And up pops this site: kaylenfoundation.org and I'm intrigued—I have a foundation with MY name?? I MUST volunteer there.
So I go to the story about the founder: baby Kaylen
And it's a sad tale about a baby who died…and her name was….Kaylen Marie!!
Um, that's MY NAME!!!
I must do something to provide a little support to this organization.
They have a partnership with a local spa to provide a day away for families who are in extended stays at the hospital with their sick child. What a GREAT idea. And they have a limo service that provides transportation.
It always kills me when I think of how horrifying it must be for a parent to have a child who is dying from some horrible illness, or just chronically ill and it seems like you are just standing by helpless and miserable, unable to help your baby-and then on top of that, your entire world is really on hold and you no longer take care of anything but your basic needs. The idea of sending a mom in this situation to a nice two-hour break at a local spa is awesome.
Every Easter, we host a dinner for the families staying at the local Ronald McDonald House. Every Easter, I get a little taste of what it would be like if my child wasn't healthy and robust (and eating 5 meals a day and outgrowing his shoes every 4 months). It's very touching to be in the RM house – you see first-hand how devastating an illness can be. One of the stories that lingers most with me was the woman from Alaska whose child was in the hospital. She had a great connection with my teen Andrew – they had a good report from the very start, joking around together and such. She fed him copious amounts of sugar and kept insisting that I should treasure every minute with him always. We try to be very unobtrusive to the families who are staying at the house – we talk to them if they make a move to interact with us, but otherwise, we are really there to just provide a nice easter dinner that they might normally would have had at home with their family if they weren't spending weeks at a time in the hospital with their sick child. We give them a small chance to step away from their tragedy to eat a very nice, well-balanced, home-cooked meal and just have a nice dinner with any visiting family members.

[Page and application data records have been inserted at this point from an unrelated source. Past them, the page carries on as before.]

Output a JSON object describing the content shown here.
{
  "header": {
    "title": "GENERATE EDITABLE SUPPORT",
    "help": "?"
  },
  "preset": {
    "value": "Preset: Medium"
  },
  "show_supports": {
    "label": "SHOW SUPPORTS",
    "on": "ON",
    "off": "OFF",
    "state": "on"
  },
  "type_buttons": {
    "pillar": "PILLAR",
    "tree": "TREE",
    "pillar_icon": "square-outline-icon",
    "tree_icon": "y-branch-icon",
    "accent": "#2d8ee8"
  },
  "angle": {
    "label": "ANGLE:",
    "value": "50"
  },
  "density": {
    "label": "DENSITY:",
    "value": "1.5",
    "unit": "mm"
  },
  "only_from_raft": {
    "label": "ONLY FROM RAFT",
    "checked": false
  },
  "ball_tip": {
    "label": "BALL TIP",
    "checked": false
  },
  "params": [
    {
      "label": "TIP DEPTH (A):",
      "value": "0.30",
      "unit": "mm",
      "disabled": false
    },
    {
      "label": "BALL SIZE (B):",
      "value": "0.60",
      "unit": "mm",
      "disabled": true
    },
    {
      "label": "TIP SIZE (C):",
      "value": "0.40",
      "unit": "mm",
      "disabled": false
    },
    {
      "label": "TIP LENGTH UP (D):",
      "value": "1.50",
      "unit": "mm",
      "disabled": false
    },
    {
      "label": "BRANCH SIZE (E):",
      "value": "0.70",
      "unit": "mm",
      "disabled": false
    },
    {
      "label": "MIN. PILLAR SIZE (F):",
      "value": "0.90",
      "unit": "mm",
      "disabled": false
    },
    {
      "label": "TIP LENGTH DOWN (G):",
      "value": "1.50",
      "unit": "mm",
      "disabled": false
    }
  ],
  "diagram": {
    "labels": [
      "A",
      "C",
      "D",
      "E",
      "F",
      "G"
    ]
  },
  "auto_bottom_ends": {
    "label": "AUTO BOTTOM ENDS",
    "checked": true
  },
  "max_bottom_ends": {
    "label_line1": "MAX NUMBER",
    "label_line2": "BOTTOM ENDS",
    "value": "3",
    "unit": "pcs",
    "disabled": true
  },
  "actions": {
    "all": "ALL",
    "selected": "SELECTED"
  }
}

So our Alaska friend: She was in and out of the room for the full four hours we were there. She was VERY friendly and talked to everyone, but kept gravitating towards Andrew. We never had introductions or anything – we just kept on making dinner and chit-chatting. She ate dinner with us and towards the end of our time there, I asked her if we could get a picture with her. As she was joking around with Andrew and getting ready for the picture, she said to me "your son is such a joy-he reminds me so much of Andrew" and then you could hear crickets….
and my son looked at me and I looked at him and she looked at us….and then she said, "I had a son who died who would have been this same age (15) and his name was Andrew."
And then Andrew said, "my name is Andrew."
And then it was her turn to say nothing….and then she was on the edge of tears.
She was at the house because her young child was in the hospital...but she unfortunately had been to the same place a few years prior, when her oldest son had a life-threatening illness that actually took his life. And his name was Andrew. And he would have been the same age as my Andrew.
The Ronald McDonald House is such a great place. One of the most touching stories I heard was how achild in Eastern Oregon was involved in an accident of some kind (no details on that). The police arrived at the mothers house and told her that lifeflight (a medical helicopter) was on its way to pick up the child at the scene and she needed to get there NOW in order to ride with her child to the largest hospital, about five hours away, where doctors were already on standby for the child. The mother rushed out of the house in her shorts and a t-shirt. No shoes, no purse-nothing—just ran to the car and off they went. Her child was sent straight to surgery and then it was planned that there would be an extended hospital stay directly after. Someone at the hospital apparently looks out for these situations and the mom was given a place to stay at the RMH. Once at the house, they gave her some clothes and shoes, a meal (her first in 24 hours) and set her up for a two week stay (her child ended up recovering well). She has no family or friends nearby, she was all alone in a strange place with a child who was on deaths door and she doesn't even have shoes....what a horrible situation.
It's just heart-warming to know that there are people out there who care.
The Ronald McDonald house gets donations from various places and groups of people. Groups come in almost nightly to make meals for the families (alleviating the pressure of having your child in the hospital AND having to figure out meals for the rest ofthe family every night). Kits are made to help keep any siblings occupied and sane. It's just wonderful.
Pics from my Ronald McDonald House easter dinner in the past:
The volunteer group 2006
and...2008 group shot (oops--can't find it right now....)